App and web page records:
______
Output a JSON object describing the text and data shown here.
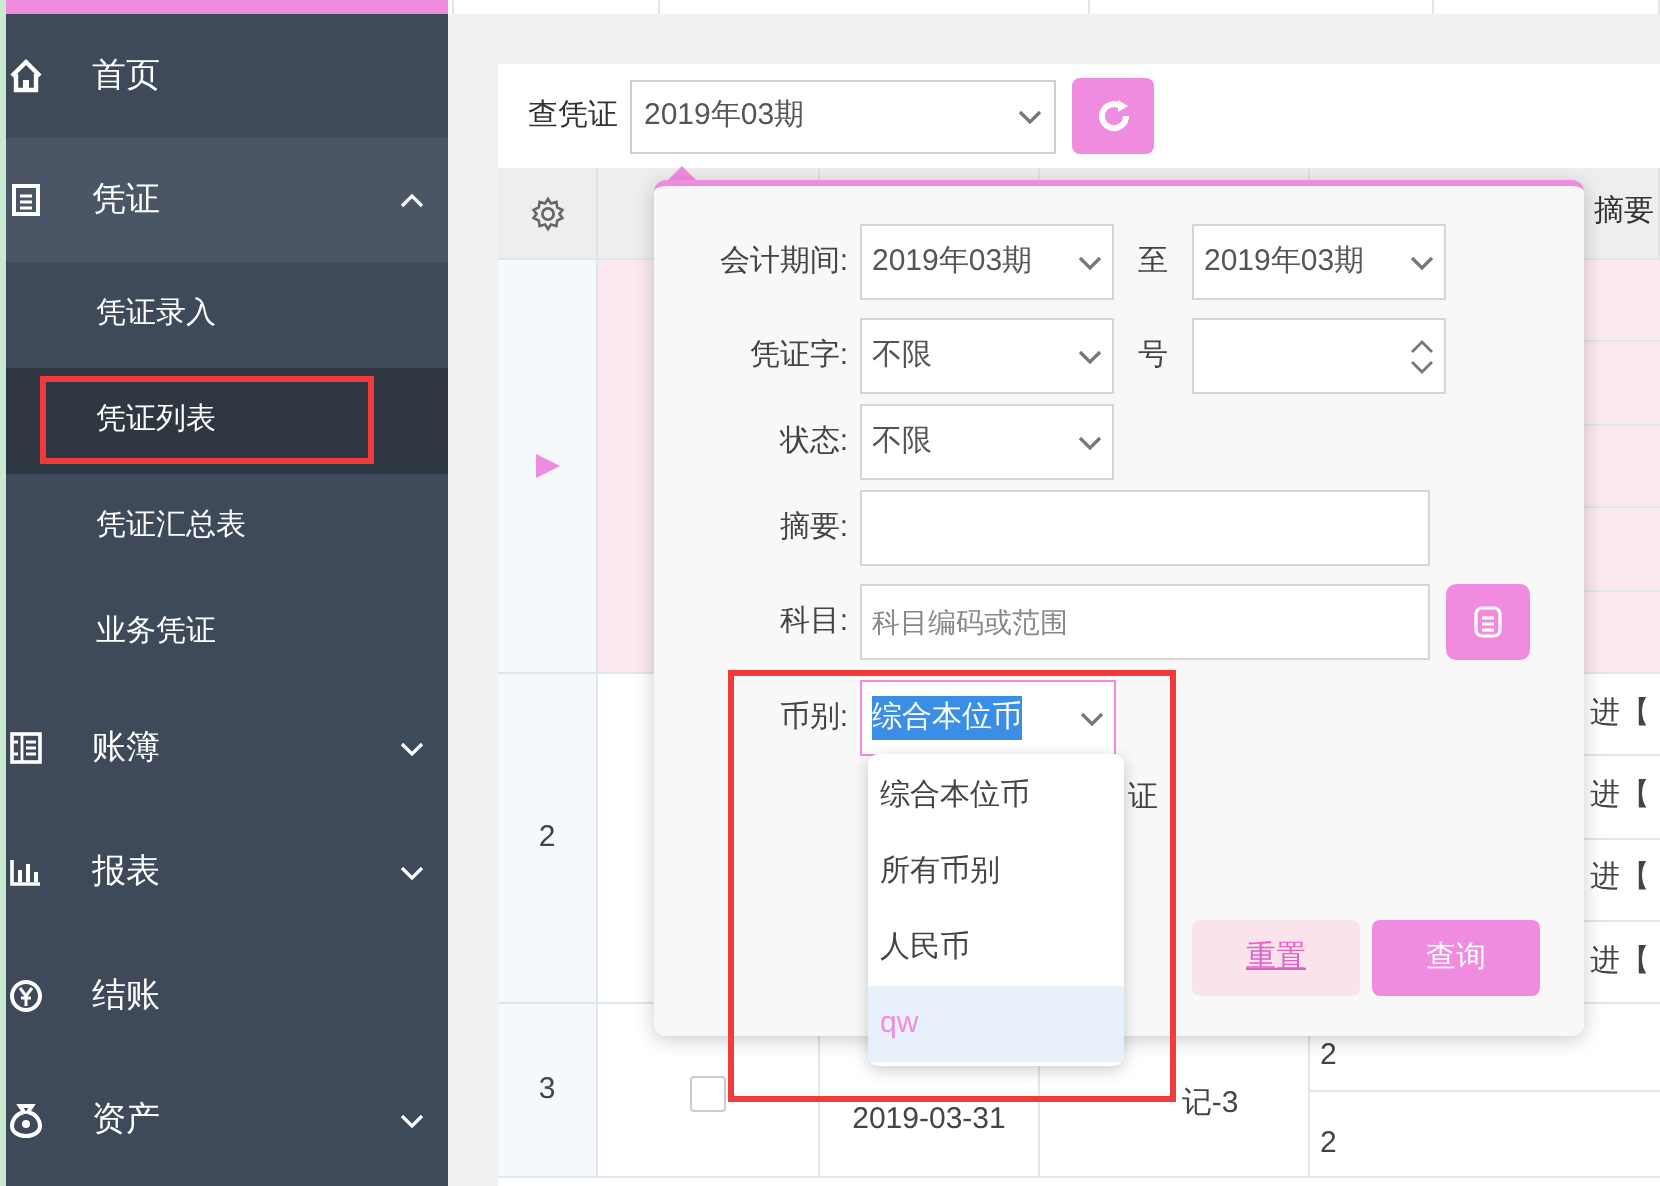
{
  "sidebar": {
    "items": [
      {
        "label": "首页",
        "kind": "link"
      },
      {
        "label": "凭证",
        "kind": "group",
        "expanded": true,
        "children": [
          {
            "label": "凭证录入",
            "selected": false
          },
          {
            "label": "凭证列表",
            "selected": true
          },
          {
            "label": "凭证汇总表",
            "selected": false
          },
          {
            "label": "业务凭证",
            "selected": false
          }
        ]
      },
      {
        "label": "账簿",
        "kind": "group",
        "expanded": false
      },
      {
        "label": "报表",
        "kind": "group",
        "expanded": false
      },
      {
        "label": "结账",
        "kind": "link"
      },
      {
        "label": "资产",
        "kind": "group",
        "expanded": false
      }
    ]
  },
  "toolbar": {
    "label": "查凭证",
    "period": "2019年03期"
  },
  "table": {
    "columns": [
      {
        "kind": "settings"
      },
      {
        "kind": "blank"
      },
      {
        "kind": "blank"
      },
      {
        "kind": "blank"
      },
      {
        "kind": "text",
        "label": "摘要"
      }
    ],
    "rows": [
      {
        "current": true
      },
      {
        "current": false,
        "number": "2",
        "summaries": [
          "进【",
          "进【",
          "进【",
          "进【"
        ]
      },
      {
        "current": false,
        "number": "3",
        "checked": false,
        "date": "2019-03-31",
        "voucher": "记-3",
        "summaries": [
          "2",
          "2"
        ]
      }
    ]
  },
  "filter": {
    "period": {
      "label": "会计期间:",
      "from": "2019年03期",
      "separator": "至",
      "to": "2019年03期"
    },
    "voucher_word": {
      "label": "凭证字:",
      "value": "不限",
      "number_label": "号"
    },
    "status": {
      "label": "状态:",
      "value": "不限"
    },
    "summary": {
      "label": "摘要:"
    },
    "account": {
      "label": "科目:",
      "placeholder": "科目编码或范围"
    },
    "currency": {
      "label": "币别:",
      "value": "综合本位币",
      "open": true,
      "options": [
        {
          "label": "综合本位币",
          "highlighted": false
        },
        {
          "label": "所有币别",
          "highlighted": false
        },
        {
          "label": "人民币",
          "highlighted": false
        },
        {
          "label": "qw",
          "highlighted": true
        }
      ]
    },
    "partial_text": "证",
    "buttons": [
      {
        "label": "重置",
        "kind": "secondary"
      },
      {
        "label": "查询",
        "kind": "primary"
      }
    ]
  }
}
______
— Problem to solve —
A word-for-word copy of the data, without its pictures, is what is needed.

— Written answer —
Output a JSON object describing the text and data shown here.
{
  "sidebar": {
    "items": [
      {
        "label": "首页",
        "kind": "link"
      },
      {
        "label": "凭证",
        "kind": "group",
        "expanded": true,
        "children": [
          {
            "label": "凭证录入",
            "selected": false
          },
          {
            "label": "凭证列表",
            "selected": true
          },
          {
            "label": "凭证汇总表",
            "selected": false
          },
          {
            "label": "业务凭证",
            "selected": false
          }
        ]
      },
      {
        "label": "账簿",
        "kind": "group",
        "expanded": false
      },
      {
        "label": "报表",
        "kind": "group",
        "expanded": false
      },
      {
        "label": "结账",
        "kind": "link"
      },
      {
        "label": "资产",
        "kind": "group",
        "expanded": false
      }
    ]
  },
  "toolbar": {
    "label": "查凭证",
    "period": "2019年03期"
  },
  "table": {
    "columns": [
      {
        "kind": "settings"
      },
      {
        "kind": "blank"
      },
      {
        "kind": "blank"
      },
      {
        "kind": "blank"
      },
      {
        "kind": "text",
        "label": "摘要"
      }
    ],
    "rows": [
      {
        "current": true
      },
      {
        "current": false,
        "number": "2",
        "summaries": [
          "进【",
          "进【",
          "进【",
          "进【"
        ]
      },
      {
        "current": false,
        "number": "3",
        "checked": false,
        "date": "2019-03-31",
        "voucher": "记-3",
        "summaries": [
          "2",
          "2"
        ]
      }
    ]
  },
  "filter": {
    "period": {
      "label": "会计期间:",
      "from": "2019年03期",
      "separator": "至",
      "to": "2019年03期"
    },
    "voucher_word": {
      "label": "凭证字:",
      "value": "不限",
      "number_label": "号"
    },
    "status": {
      "label": "状态:",
      "value": "不限"
    },
    "summary": {
      "label": "摘要:"
    },
    "account": {
      "label": "科目:",
      "placeholder": "科目编码或范围"
    },
    "currency": {
      "label": "币别:",
      "value": "综合本位币",
      "open": true,
      "options": [
        {
          "label": "综合本位币",
          "highlighted": false
        },
        {
          "label": "所有币别",
          "highlighted": false
        },
        {
          "label": "人民币",
          "highlighted": false
        },
        {
          "label": "qw",
          "highlighted": true
        }
      ]
    },
    "partial_text": "证",
    "buttons": [
      {
        "label": "重置",
        "kind": "secondary"
      },
      {
        "label": "查询",
        "kind": "primary"
      }
    ]
  }
}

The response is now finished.